Kokomo Tribune; Kokomo, Indiana

November 13, 2013

Nov. 13, 2013: Letters to the editor

Kokomo Tribune

---- — Will gifts from gov’t lead to a collapse?

Alexander Tyler, a history professor at the University of Edinburgh, said the following in 1887:

“A democracy will continue to exist up until the time that voters discover that they can vote themselves generous gifts from the public treasury. From that moment on, the majority will always vote for the candidates who promise the most benefits from the public treasury, with the result that every democracy will finally collapse over loose fiscal policy.”

Time and circumstances will determine if the professor’s words are a prophesy for American democracy.

Dick Allen


Attention Congress: Time to go home

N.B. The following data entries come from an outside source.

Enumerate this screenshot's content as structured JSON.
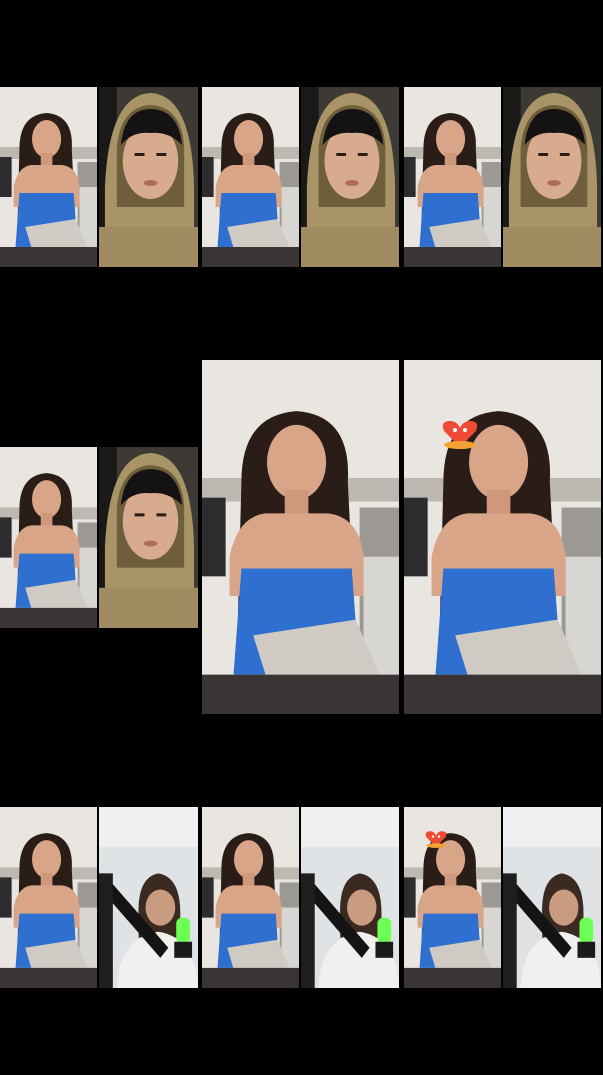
{
  "colors": {
    "background": "#000000",
    "wall": "#e9e6e2",
    "dress": "#2f6fd0",
    "hair": "#2a1c16",
    "skin": "#d9a588",
    "pillow": "#cfcac3",
    "hoodie": "#a89466",
    "sweater": "#f1f0ee",
    "mic_glow": "#6cff54",
    "heart": "#ef4a36"
  },
  "panels": [
    {
      "id": "row1-a-woman",
      "subject": "woman-blue-dress"
    },
    {
      "id": "row1-a-man",
      "subject": "man-hoodie"
    },
    {
      "id": "row1-b-woman",
      "subject": "woman-blue-dress"
    },
    {
      "id": "row1-b-man",
      "subject": "man-hoodie"
    },
    {
      "id": "row1-c-woman",
      "subject": "woman-blue-dress"
    },
    {
      "id": "row1-c-man",
      "subject": "man-hoodie"
    },
    {
      "id": "row2-woman",
      "subject": "woman-blue-dress"
    },
    {
      "id": "row2-man",
      "subject": "man-hoodie"
    },
    {
      "id": "row2-large-1",
      "subject": "woman-blue-dress"
    },
    {
      "id": "row2-large-2",
      "subject": "woman-blue-dress-with-heart-effect"
    },
    {
      "id": "row3-a-woman",
      "subject": "woman-blue-dress"
    },
    {
      "id": "row3-a-streamer",
      "subject": "woman-white-sweater-mic"
    },
    {
      "id": "row3-b-woman",
      "subject": "woman-blue-dress"
    },
    {
      "id": "row3-b-streamer",
      "subject": "woman-white-sweater-mic"
    },
    {
      "id": "row3-c-woman",
      "subject": "woman-blue-dress-with-heart-effect"
    },
    {
      "id": "row3-c-streamer",
      "subject": "woman-white-sweater-mic"
    }
  ]
}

After watching the last several months of the Washington fall lineup and the votes leading up to a possible default, I am reminded of the governing arrogance that has taken root in the halls of Washington these days, and yes, my friends ... I got me some Roundup.

As a child my earliest experiences of politics surprisingly showed people working together. I was 10 and volunteering for a local prosecutor.

My mother dropped me off at 9 a.m. for doughnuts and coffee! Then the “other guy” running for prosecutor stopped by, because he knew a few of the kids also working that day. He told a few jokes. Forgotten are his lines, surprisingly l still remember laughing. Next, we stacked some pamphlets and handbills into piles while eating pizza. I loved elections! Later in the day, we walked through a neighborhood passing out rubber-banded bundles. We kids laughed because the “other guy” gave me some envelops to pass out as well, and my friend’s mom told us it was “OK.”

This first experience still guides my beliefs today, that governing is about making things better, and to make things better, you learn to get along.

Admittedly, I do not understand Republican efforts to overturn vetted law. But even in my ignorance, I deplore the flippant attitudes and waste of taxpayer funds in the race to do so.

Stopping all other duties of their grand office to parade throughout Washington, and for what ... to defund Obamacare. A law by all admittance and by its own design is focused on helping those least, last and lost. On my Christian principles alone, I supported this great cause coming to fruition.

Now to find out, the political stunt orchestrated by Republicans in the House has cost our economy an estimated $24 billion in lost revenues. Sorry, but my gentleman candor is beginning to wear thin. I can hear Lady Liberty now ... taking your marbles and going home, while you shut down government and threaten to default on American financial security does not cut it in this house anymore! Go to your room. Children, you’re grounded.

When looking at this health care debate, I am reminded of a favorite anecdote: “What you lose on the popcorn, you will make up on the peanuts.” I say to all politicos in the audience: The show is over, the Supreme Court said so! Now grab the peanuts!

As a resident with great vision for Indiana, I am disappointed in the lack of state leadership on the implementation of the new federal law. Given the importance of health service delivery and biotechnology research to local economies, state leaders are making a mistake by not embracing the Indiana expansions under the act. Governors, insurers and providers need to be focused on both economic and social interests and create the best health care opportunities for their residents.

Machiavelli harped a healthy workforce is a good economic asset. So I challenge Republican leaders across America to take up the torch and create healthy lifestyles. Be part of the initiative and foster the well-being of your citizens. Make healing your No. 1 priority in office.

This is a great time in American progress. All elected can embrace the opportunity and usher in a new era of benevolence. How we care for our sick will be judged by history, as well as by our maker. So on the topic of Indiana health, I am reminded of a quote from Galatians, “Let us not be weary in doing well, for in due season we shall reap.”

Darin Griesey